I love winter. I get excited to break out the warm coats (I may have too many in the closet) and put on a pot of hot tea. These gray months of cold and snow are a welcome respite. I don't even mind shoveling- it's good cardio. I'm tired. My garden is tired. The Winter Solstice is almost here and it is time for us both to take a nap- me under my fleece blanket with a purring cat, the yard under a blanket of snow. Time to make large batches of spicy chili and hearty, cheesy casseroles. Time to light candles with fragrances of cinnamon and pine. Time to binge watch all the seasons of Top Chef on Hulu and page through my cookbooks for inspiration. Time is no longer a luxury, but a beautiful 4 month stretch of activity (or inactivity) with my family.
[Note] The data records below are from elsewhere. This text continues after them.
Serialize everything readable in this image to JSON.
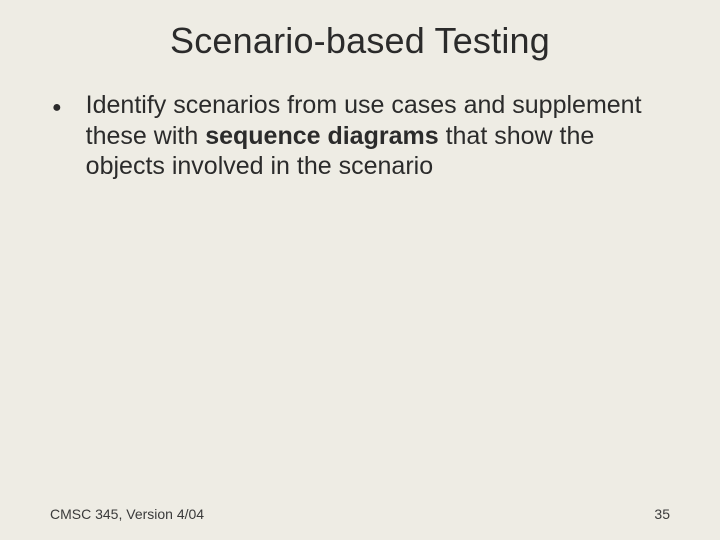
{
  "slide": {
    "title": "Scenario-based Testing",
    "bullet": {
      "pre": "Identify scenarios from use cases and supplement these with ",
      "bold": "sequence diagrams",
      "post": " that show the objects involved in the scenario"
    },
    "footer": {
      "left": "CMSC 345, Version 4/04",
      "pageNumber": "35"
    }
  }
}
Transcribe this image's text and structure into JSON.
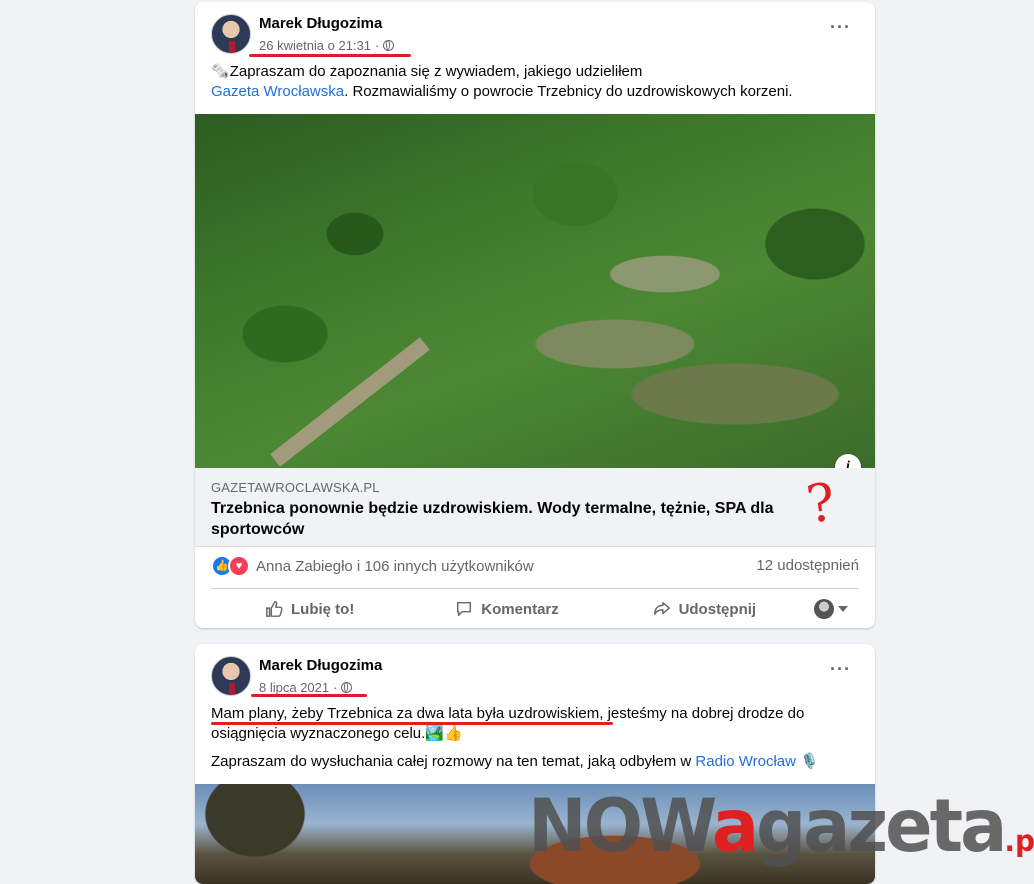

But I understand that many of you out there don't share my positive winter vibes. If, to you, winter is a depressing slog that must be endured until spring arrives, here are some ideas to make the most of the season.
Sign up for Monarch Tagging
Monarch Watch Shop
and get a Monarch tagging kit for $15. Tagging monarchs helps collect data on their migration pathways, how weather affects their travels, and survival rates. Until the Monarchs return, get your Lepidoptera fix by visiting the Butterfly Wing at the
Milwaukee Public Museum
House Plants and Terrariums
Bring some green indoors. Studies have shown that houseplants purify air and lift spirits. But if you are like me and have an omnivorous cat that thinks potted plants are his personal salad bar, protect them in a bird cage or under glass. You can even decorate the Christmas tree with miniature terrariums. Or visit the largest terrarium in Southeast Wisconsin, the newly reopened
Mitchell Park Conservatory
Most outdoor public gardens are open year round. Many offer cross country skiing and snow shoeing. If you like a lower impact sport, paths are shoveled to allow for easy walking and provide inspiration. Look at how the natural forms of trees, shrubs, and perennials look when absent of foliage or decorated with frost and snow. During the holiday season, many public gardens also host outdoor lighting displays.
Feed the Birds
Winter is a good time to feed birds and bring them closer to the house for observation. The book
Birds of Wisconsin Field Guide
by Stan Tekiela will help you identify your new friends. Then when the days start getting longer and warmer, you can keep track of when the migrating birds begin returning from their winter vacations.
Birdscaping in the Midwest
by Mariette Nowak is a great resource to help you build a bird habitat in your yard.
Get Caught up on Your Reading
Speaking of books, start a Winter Garden Book Club with your friends who also like to garden. Some of my favorites:
Make a Spring Resolution
Forget New Year's Resolutions, start planning now what you want to accomplish when spring arrives. Maybe you want to grow your own fruit trees and shrubs? These plants tend to sell out quickly in spring, so it is a good idea to pre-order them. Certain apple varieties like Haralson, Honeycrisp, Ida Red, and McIntosh are best for winter storage.
Browse through those colorful seed catalogs that will be arriving soon and layout your vegetable garden. Building a cold frame will allow you to start enjoying cool-season crops like spinach and other greens in early spring. If you plan correctly, you could also have potatoes and carrots through the next winter.
If you want to make changes to the yard, renovate the beds around the house, build a new patio, install a privacy screen, etc. don't wait until April to contact your landscape designer. We love it when clients contact us now, giving us the luxury of lots of time to put into a project. And if you want it professionally installed, you are given priority over those procrastinating folks that will contact us when the frost is gone!
If you still need more ideas on what to do while your garden is sleeping, watch a presentation I gave to the Master Gardeners in January 2016 on the subject.
Happy Holidays to you all and for Pete's sake, get some rest!